(Web page and app entries)
--*--
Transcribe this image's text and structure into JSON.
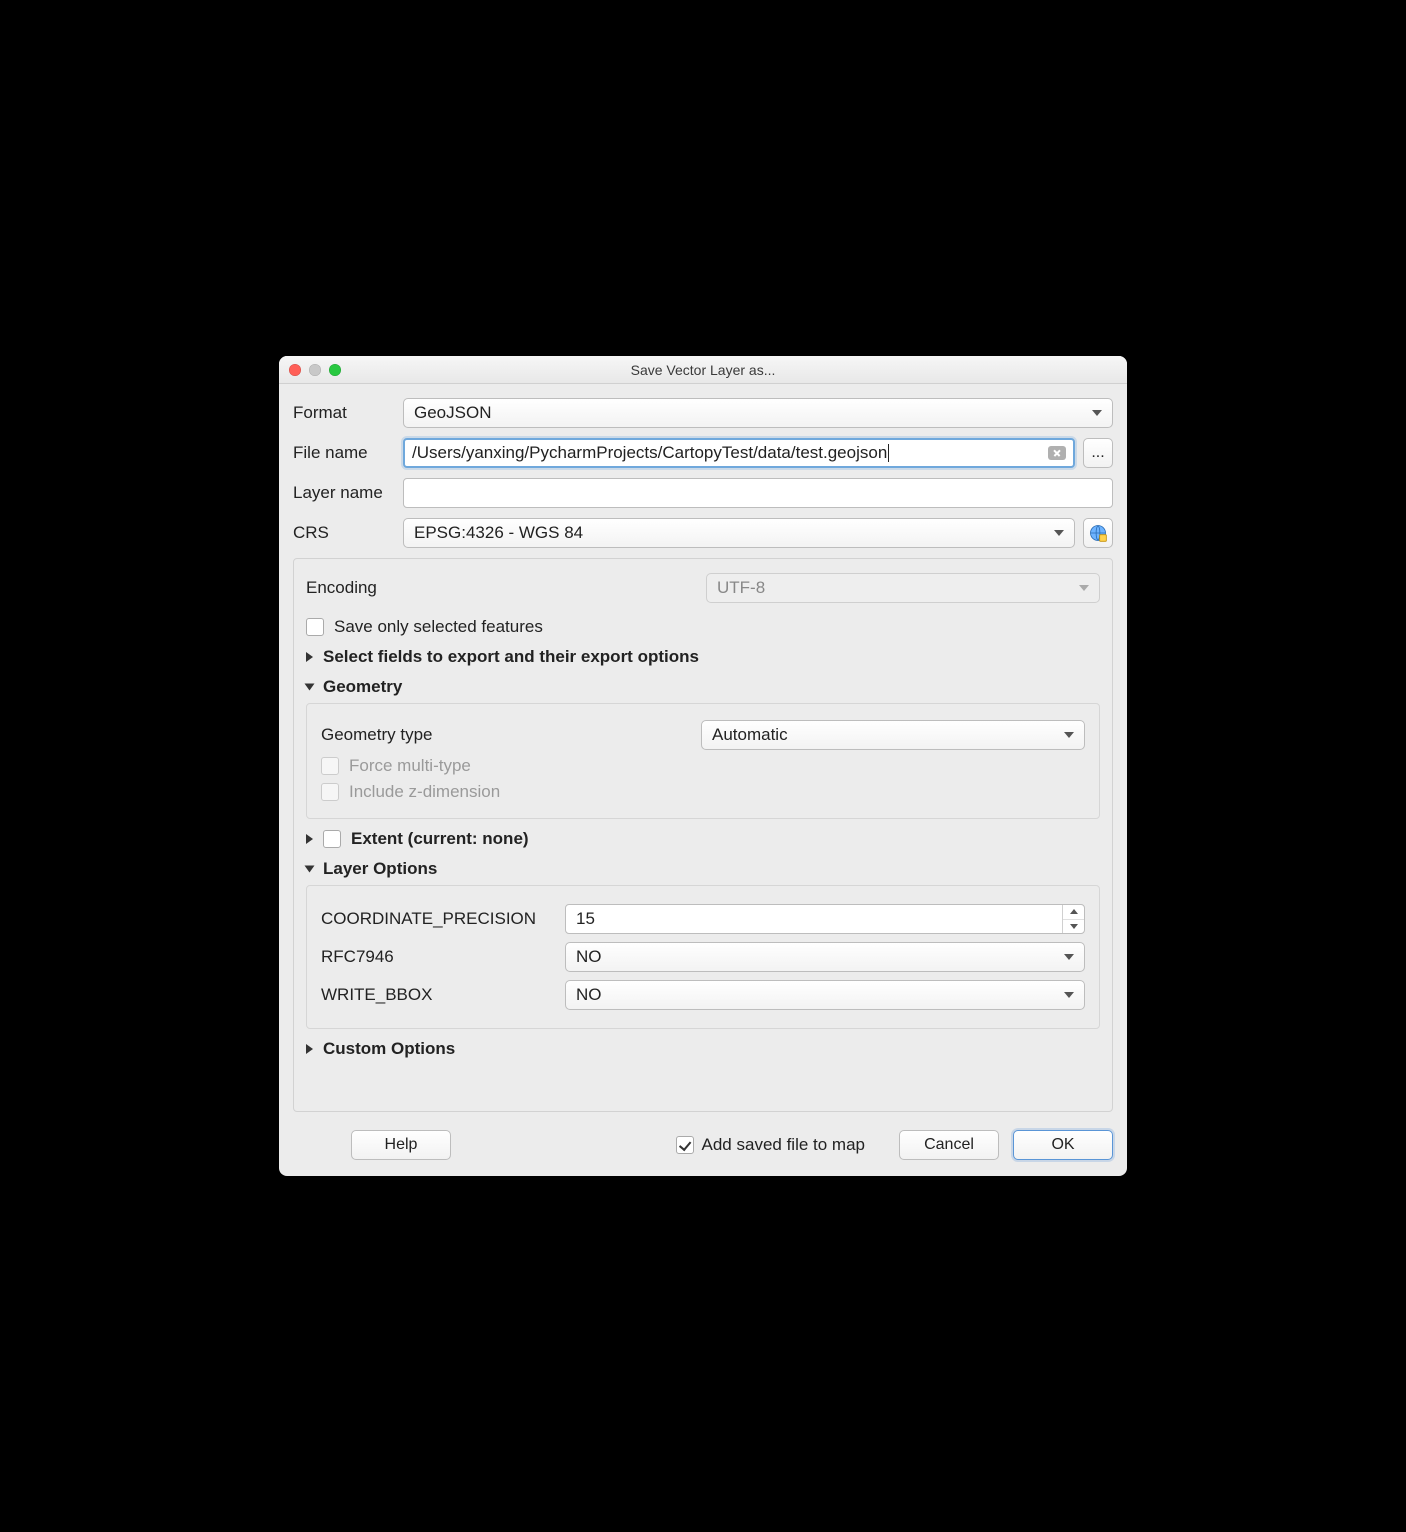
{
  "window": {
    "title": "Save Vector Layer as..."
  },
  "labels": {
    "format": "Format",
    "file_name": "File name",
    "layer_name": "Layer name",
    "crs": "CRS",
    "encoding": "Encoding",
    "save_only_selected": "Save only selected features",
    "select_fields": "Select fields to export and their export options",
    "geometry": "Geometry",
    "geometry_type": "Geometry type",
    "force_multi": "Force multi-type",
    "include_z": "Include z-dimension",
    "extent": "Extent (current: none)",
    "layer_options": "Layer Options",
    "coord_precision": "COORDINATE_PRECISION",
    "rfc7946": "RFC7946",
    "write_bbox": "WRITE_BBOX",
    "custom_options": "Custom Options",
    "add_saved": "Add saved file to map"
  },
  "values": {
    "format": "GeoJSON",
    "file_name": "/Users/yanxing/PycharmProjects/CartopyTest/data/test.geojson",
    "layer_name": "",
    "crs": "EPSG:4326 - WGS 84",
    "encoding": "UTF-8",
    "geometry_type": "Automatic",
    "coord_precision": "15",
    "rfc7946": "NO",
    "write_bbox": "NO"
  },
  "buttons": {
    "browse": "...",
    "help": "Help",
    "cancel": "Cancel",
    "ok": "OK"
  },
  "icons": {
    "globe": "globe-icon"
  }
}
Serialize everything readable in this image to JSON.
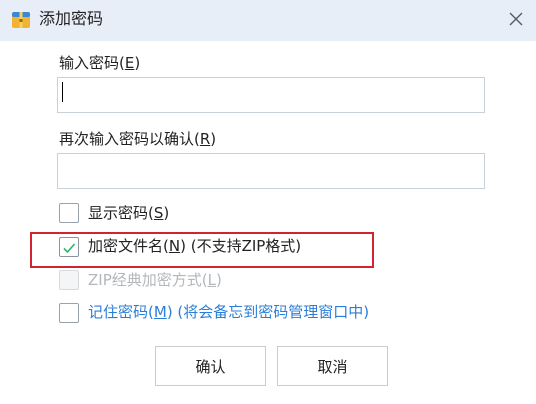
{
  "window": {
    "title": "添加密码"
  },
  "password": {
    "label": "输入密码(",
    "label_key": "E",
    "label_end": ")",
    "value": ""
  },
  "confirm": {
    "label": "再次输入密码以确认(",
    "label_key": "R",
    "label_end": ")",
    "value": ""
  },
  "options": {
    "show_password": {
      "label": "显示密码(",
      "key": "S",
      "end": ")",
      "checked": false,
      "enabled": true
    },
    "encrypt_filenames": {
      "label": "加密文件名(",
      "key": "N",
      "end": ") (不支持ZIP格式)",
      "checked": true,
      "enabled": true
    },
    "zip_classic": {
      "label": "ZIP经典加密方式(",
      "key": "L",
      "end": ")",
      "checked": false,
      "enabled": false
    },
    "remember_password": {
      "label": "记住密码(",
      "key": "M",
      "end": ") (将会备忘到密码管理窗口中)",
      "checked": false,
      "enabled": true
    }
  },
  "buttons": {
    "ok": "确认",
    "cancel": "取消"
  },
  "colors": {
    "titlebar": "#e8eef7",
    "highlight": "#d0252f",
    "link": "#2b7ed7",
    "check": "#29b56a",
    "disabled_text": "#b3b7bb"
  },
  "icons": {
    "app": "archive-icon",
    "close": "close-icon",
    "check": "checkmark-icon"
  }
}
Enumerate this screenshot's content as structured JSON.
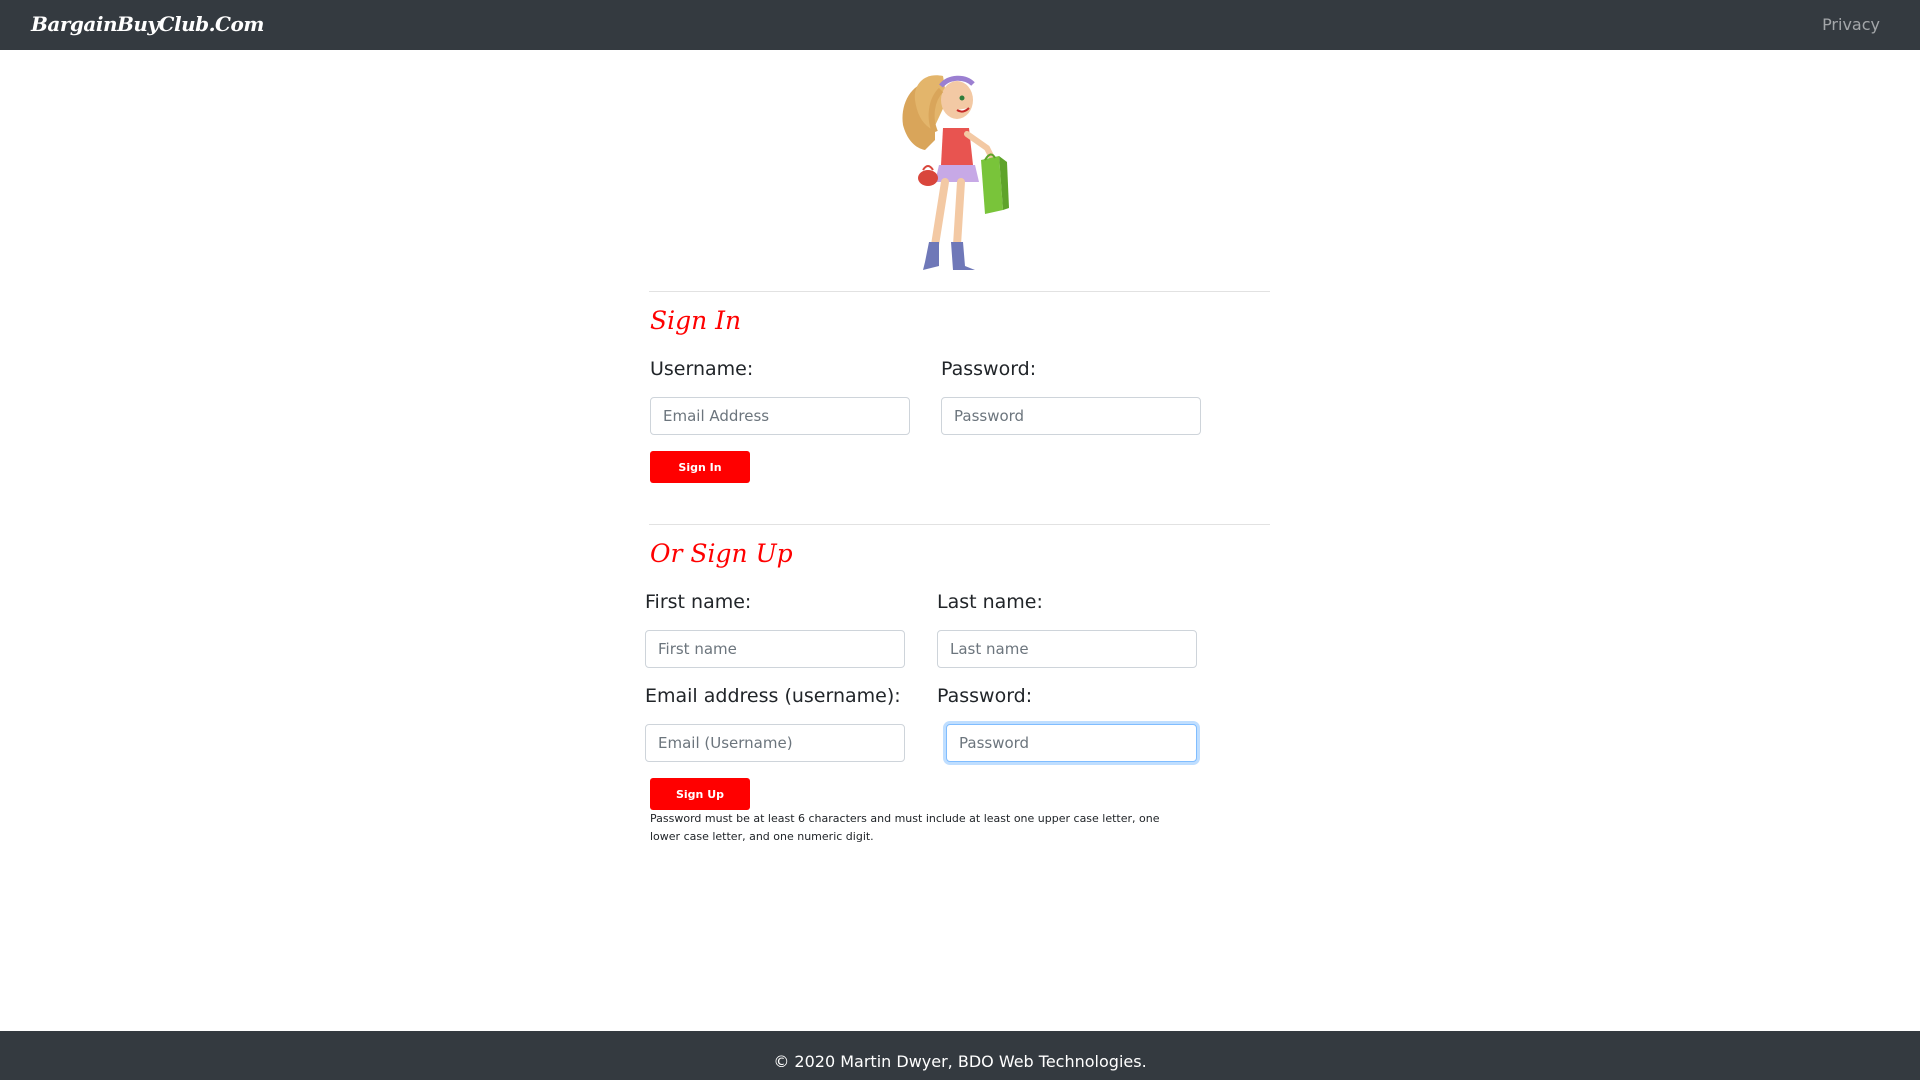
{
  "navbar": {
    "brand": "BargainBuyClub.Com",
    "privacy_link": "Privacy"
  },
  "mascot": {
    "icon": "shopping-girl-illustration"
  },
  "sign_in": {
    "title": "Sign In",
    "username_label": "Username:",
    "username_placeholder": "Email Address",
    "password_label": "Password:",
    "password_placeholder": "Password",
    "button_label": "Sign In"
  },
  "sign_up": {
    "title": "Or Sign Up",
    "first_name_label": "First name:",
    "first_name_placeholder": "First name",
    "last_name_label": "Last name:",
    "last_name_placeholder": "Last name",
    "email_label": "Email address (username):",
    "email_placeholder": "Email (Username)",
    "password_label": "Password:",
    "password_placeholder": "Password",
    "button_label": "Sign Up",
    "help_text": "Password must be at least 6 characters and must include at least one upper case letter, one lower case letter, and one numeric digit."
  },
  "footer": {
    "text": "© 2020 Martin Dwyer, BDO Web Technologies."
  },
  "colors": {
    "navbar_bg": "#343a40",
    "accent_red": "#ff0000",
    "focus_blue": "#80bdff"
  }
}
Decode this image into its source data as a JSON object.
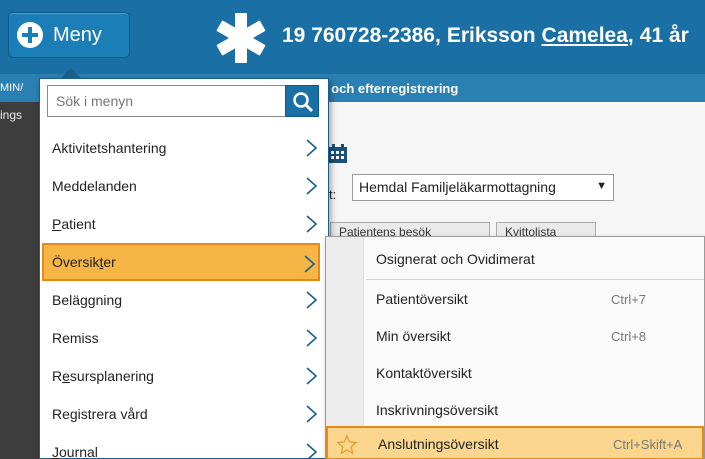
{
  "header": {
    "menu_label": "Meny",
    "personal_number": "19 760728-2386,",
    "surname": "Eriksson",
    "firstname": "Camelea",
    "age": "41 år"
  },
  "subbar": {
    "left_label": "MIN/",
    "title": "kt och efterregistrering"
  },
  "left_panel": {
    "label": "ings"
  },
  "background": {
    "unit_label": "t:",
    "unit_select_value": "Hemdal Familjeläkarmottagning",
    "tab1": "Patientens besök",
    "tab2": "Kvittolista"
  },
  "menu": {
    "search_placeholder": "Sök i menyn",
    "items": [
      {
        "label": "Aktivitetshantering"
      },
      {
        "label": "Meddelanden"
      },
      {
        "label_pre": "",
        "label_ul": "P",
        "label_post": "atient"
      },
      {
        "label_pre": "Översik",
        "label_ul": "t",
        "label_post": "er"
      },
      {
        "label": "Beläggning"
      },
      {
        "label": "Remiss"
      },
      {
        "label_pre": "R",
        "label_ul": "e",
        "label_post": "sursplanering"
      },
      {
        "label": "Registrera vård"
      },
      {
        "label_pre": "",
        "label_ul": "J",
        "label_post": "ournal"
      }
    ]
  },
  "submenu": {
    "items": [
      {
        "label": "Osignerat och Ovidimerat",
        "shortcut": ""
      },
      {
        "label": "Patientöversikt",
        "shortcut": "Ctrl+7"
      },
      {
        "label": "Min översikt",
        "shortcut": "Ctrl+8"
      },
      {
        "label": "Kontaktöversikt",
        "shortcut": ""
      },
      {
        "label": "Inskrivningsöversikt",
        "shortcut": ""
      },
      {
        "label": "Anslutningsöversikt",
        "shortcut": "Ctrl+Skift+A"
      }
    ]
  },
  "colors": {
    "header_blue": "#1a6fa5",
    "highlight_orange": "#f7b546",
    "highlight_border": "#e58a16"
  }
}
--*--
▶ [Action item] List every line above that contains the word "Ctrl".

▶ [Task answer]
        "shortcut": "Ctrl+7"
        "shortcut": "Ctrl+8"
        "shortcut": "Ctrl+Skift+A"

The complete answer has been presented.